The UK Government has been commendably proactive on this and the US and the UK have now entered into an IGA, the first of its kind, which will mean that UK financial institutions will be able to meet their FATCA obligations without having to enter into an agreement with the IRS, by reporting information to HMRC.

The British Bankers' Association (BBA) has responded to the consultation and made some important practical points. For one, the BBA highlights the need for the final FATCA regulations and the IGAs concluded with other countries to be consistent with one another.

Financial institutions operating in multiple jurisdictions must be able to set up systems and processes to deal with FATCA, which will enable them to fulfil their FATCA obligations in all the jurisdictions where they operate. It will be simply too costly and confusing to have different requirements in different jurisdictions.

FATCA has been and continues to be a massive and very costly headache for the financial services industry. In a way, you really do have to admire the US's approach of introducing a process to find out about US people evading US tax, which puts the obligation to collect information and the cost of collecting it onto financial institutions throughout the world, rather than on the US Internal Revenue Service. It really is a "win win" situation for the US.

This has not been lost on the UK Government and HMRC. They have made the US-UK IGA reciprocal so that the UK can get information on UK citizens with US accounts.
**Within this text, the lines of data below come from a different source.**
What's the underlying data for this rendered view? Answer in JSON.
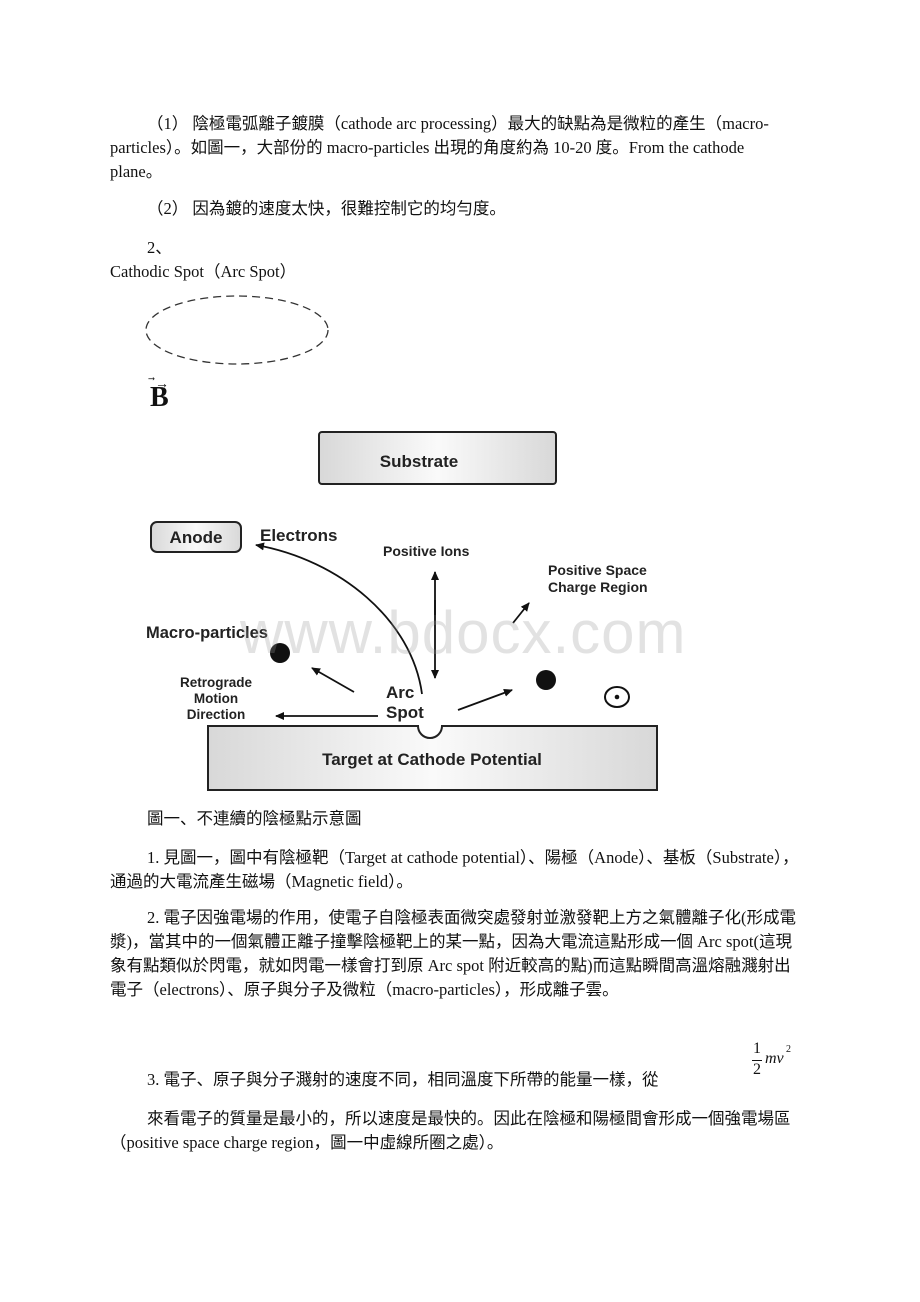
{
  "document": {
    "paragraphs": {
      "p1": "（1） 陰極電弧離子鍍膜（cathode arc processing）最大的缺點為是微粒的產生（macro-particles）。如圖一，大部份的 macro-particles 出現的角度約為 10-20 度。From the cathode plane。",
      "p2": "（2） 因為鍍的速度太快，很難控制它的均勻度。",
      "section2_number": "2、",
      "section2_title": "Cathodic Spot（Arc Spot）",
      "caption": "圖一、不連續的陰極點示意圖",
      "item1": "1. 見圖一，圖中有陰極靶（Target at cathode potential）、陽極（Anode）、基板（Substrate），通過的大電流產生磁場（Magnetic field）。",
      "item2": "2. 電子因強電場的作用，使電子自陰極表面微突處發射並激發靶上方之氣體離子化(形成電漿)，當其中的一個氣體正離子撞擊陰極靶上的某一點，因為大電流這點形成一個 Arc spot(這現象有點類似於閃電，就如閃電一樣會打到原 Arc spot 附近較高的點)而這點瞬間高溫熔融濺射出電子（electrons）、原子與分子及微粒（macro-particles），形成離子雲。",
      "item3": "3. 電子、原子與分子濺射的速度不同，相同溫度下所帶的能量一樣，從",
      "item3_cont": "來看電子的質量是最小的，所以速度是最快的。因此在陰極和陽極間會形成一個強電場區（positive space charge region，圖一中虛線所圈之處）。"
    },
    "formula": {
      "numerator": "1",
      "denominator": "2",
      "rest": "mv",
      "exponent": "2"
    },
    "vector_label": "B",
    "watermark": "www.bdocx.com"
  },
  "diagram": {
    "substrate": "Substrate",
    "anode": "Anode",
    "electrons": "Electrons",
    "positive_ions": "Positive Ions",
    "space_charge_line1": "Positive Space",
    "space_charge_line2": "Charge Region",
    "macro_particles": "Macro-particles",
    "retrograde_line1": "Retrograde",
    "retrograde_line2": "Motion",
    "retrograde_line3": "Direction",
    "arc_line1": "Arc",
    "arc_line2": "Spot",
    "target": "Target at Cathode Potential"
  }
}
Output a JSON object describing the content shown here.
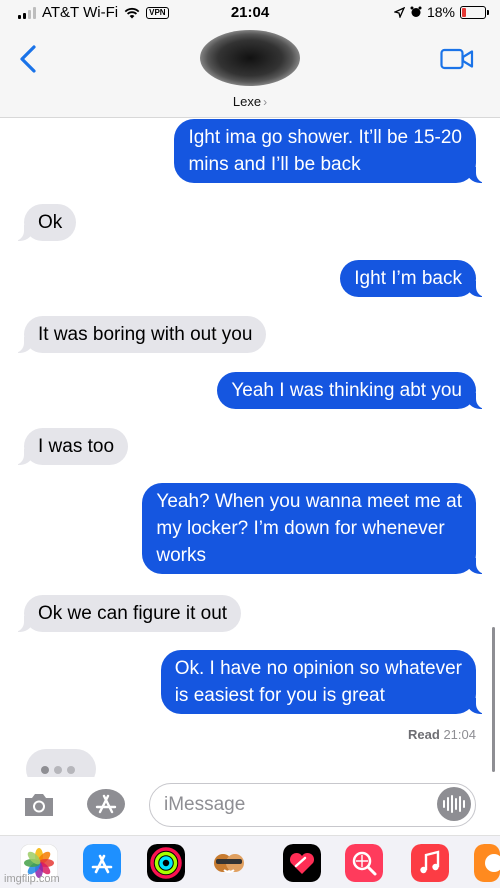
{
  "status_bar": {
    "carrier": "AT&T Wi-Fi",
    "vpn": "VPN",
    "time": "21:04",
    "battery_percent": "18%"
  },
  "header": {
    "contact_name": "Lexe",
    "contact_chevron": "›",
    "icons": [
      "back-chevron-icon",
      "video-camera-icon"
    ]
  },
  "messages": [
    {
      "side": "sent",
      "text": "Ight ima go shower. It’ll be 15-20\nmins and I’ll be back"
    },
    {
      "side": "recv",
      "text": "Ok"
    },
    {
      "side": "sent",
      "text": "Ight I’m back"
    },
    {
      "side": "recv",
      "text": "It was boring with out you"
    },
    {
      "side": "sent",
      "text": "Yeah I was thinking abt you"
    },
    {
      "side": "recv",
      "text": "I was too"
    },
    {
      "side": "sent",
      "text": "Yeah? When you wanna meet me at\nmy locker? I’m down for whenever\nworks"
    },
    {
      "side": "recv",
      "text": "Ok we can figure it out"
    },
    {
      "side": "sent",
      "text": "Ok. I have no opinion so whatever\nis easiest for you is great"
    }
  ],
  "read_receipt": {
    "label": "Read",
    "time": "21:04"
  },
  "input": {
    "placeholder": "iMessage"
  },
  "app_drawer": [
    "photos-icon",
    "app-store-icon",
    "activity-icon",
    "memoji-icon",
    "digital-touch-icon",
    "search-images-icon",
    "music-icon",
    "partial-app-icon"
  ],
  "watermark": "imgflip.com",
  "colors": {
    "sent": "#1556e0",
    "received": "#e5e5ea",
    "accent": "#1a73e8"
  }
}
In addition an announcement by George Osborne and Danny Alexander earlier this week on clamping down on tax dodgers evasion suggests that the UK might enter into agreements like the US-UK IGA with other jurisdictions. Reports suggest that the UK is in negotiations with Jersey and Guernsey about entering into similar agreements which would provide for the automatic exchange of information in relation to UK citizens with offshore bank accounts.

Despite the past amnesties enabling those with offshore bank accounts to come forward and settle their affairs and the series of leaks of lists of account holders at specific banks, HMRC clearly believes that there are still a considerable number of UK taxpayers who are evading tax through the use of offshore accounts.

Clearly in these difficult financial conditions we all want HMRC to collect tax which is due to them, but what will be the implications of these FATCA-like obligations for financial institutions? Will they require the same procedures as FATCA proper? Will they result in yet more cost for financial institutions?

The BBA has also highlighted that while UK financial institutions will still be required to register with the IRS, how the registration process will work in practice in relation to the US-UK IGA is far from clear.

The entity classifications in the US-UK IGA are different to those for FATCA proper and therefore registration processes need to reflect this. This issue needs to be sorted out by the US as a matter of urgency as the last thing we want is for US tax agents to withhold from payments to UK financial institutions because they cannot verify the status of UK institutions.